Editorial: Duct and Cover
Does any of this sound reminiscent of those duck-and-cover exercises from the 1950s and '60s, when schools made students dive under their desks or line up in hallways, heads between their knees, in hopes of being saved in the event of a nuclear blast? In 10 years, we'll be having the same cynical thoughts about Ridge's duct tape and plastic sheeting comments. Like one paragraph from the "Get Ready" brochure will do anything to prepare me if I'm caught in a nuclear blast: "If there is a flash or fireball, take cover immediately, below ground if possible, though any shield or shelter will help protect you from the immediate effects of the blasts and the pressure wave. ... [T]he farther away you are from the blast and the fallout, the lower your exposure." The ready.gov Web site also mentions taking potassium iodide, those magical pills that will protect us from radiation poisoning.
No slight meant to The Martin Agency, which put together the pro bono campaign for the Ad Council, but a little bit of duct tape isn't going to save anyone. I saw the aftermath of a nuclear explosion in "The Sum of All Fears." I'm keeping up with Jack Bauer's every move as he chases a nuclear bomb on Fox's "24." In full disclosure, however, I must tell you of the bomb shelter in my father's basement in the Middle-of-Nowhere-Kansas -- no, my family didn't build it -- though it's nowhere near as elaborate as the one that Jack's stupid daughter, Kim, is currently trapped in. Still, it's a great storage room.
For catalogers, there's much better advice in the Direct Marketing Association's latest white paper outlining several war scenarios, risks and a checklist on how to react.
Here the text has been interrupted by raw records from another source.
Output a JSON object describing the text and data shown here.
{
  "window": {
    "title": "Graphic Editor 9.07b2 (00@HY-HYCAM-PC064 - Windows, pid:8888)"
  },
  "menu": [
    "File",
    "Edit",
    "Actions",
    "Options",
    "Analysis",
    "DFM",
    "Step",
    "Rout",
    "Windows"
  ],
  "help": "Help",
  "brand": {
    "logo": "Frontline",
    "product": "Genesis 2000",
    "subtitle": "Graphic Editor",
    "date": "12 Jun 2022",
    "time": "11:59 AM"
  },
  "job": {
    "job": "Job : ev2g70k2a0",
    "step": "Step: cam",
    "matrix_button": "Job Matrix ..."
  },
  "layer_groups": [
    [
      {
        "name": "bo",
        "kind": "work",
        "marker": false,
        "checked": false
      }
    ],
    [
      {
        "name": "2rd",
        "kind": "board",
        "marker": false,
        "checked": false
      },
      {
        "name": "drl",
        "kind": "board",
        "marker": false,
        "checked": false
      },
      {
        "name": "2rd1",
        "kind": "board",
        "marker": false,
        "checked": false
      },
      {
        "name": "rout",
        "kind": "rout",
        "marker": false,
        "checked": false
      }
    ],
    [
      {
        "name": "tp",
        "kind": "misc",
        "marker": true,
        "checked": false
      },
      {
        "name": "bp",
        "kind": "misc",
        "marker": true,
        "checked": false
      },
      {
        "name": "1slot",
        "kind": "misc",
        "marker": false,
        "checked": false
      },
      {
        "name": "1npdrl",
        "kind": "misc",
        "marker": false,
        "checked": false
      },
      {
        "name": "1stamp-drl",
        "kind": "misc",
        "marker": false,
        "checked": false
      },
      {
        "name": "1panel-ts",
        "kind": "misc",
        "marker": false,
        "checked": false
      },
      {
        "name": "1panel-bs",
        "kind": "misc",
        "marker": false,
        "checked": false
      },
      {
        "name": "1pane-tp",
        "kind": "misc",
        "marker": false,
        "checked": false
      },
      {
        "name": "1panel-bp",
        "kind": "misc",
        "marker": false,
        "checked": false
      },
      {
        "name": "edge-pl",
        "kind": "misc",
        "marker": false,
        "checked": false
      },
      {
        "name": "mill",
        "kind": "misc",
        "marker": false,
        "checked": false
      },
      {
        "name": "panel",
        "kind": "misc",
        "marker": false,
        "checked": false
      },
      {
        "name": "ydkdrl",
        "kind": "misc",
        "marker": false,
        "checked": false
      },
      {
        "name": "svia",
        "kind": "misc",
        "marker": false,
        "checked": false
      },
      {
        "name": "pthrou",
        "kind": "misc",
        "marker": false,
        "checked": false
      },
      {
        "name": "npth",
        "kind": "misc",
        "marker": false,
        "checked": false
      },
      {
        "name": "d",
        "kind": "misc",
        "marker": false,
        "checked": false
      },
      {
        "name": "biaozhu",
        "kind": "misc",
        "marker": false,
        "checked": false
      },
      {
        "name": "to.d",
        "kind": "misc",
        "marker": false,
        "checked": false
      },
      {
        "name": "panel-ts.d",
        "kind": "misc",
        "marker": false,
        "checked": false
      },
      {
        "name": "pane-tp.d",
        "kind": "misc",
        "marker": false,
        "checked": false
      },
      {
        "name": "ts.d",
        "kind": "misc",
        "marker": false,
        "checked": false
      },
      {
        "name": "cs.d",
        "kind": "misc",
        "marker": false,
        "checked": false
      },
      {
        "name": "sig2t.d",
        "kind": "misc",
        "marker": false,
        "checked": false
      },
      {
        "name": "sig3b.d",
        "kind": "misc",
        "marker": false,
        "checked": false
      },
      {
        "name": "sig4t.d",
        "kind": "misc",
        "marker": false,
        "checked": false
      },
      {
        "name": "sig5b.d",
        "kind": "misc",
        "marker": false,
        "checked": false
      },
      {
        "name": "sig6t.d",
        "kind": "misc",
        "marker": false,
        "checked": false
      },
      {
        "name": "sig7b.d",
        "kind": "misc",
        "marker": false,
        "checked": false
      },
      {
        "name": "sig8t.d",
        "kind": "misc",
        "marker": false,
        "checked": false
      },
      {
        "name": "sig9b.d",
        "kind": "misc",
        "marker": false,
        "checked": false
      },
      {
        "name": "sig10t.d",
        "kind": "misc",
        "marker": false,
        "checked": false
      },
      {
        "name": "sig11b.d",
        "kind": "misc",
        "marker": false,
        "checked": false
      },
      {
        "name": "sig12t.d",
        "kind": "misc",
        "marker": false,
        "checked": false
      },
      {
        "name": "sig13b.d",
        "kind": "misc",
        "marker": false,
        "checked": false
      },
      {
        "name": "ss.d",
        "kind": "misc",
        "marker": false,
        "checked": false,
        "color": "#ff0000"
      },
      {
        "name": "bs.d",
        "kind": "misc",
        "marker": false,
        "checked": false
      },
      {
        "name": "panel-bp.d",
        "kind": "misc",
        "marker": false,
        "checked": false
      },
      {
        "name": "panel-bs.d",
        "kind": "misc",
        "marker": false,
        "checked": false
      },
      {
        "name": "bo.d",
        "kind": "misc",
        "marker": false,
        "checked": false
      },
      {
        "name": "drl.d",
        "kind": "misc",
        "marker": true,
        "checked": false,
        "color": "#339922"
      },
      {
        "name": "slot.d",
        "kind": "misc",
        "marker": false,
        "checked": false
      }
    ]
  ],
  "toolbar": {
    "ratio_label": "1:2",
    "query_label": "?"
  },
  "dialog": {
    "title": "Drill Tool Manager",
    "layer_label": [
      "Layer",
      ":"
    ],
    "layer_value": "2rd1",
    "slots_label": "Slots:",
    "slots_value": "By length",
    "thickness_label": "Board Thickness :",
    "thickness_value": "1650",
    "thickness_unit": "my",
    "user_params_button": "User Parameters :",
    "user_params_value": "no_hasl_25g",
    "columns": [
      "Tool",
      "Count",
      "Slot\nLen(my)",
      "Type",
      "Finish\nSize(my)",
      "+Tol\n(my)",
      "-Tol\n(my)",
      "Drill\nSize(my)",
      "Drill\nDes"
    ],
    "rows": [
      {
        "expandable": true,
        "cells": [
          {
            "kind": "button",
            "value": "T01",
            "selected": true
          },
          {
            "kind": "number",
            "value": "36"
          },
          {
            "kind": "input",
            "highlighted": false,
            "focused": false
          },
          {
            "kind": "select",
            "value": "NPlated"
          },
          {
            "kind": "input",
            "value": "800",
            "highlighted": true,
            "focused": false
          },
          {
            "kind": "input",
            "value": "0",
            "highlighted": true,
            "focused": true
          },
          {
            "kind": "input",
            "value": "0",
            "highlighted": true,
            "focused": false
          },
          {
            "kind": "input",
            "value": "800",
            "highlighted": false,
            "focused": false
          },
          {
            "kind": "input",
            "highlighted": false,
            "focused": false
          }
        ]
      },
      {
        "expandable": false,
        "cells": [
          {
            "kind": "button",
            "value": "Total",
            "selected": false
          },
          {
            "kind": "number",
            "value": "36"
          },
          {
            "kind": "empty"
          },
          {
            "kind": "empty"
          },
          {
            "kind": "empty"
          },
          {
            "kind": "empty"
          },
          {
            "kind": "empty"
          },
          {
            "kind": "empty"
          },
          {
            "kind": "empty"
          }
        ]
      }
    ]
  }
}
Among the suggestions: in-catalog sales pages, package inserts and blow-ins, merchandising plans and reminder postcards or e-mail. Actually doing something instead of worrying sounds so much better.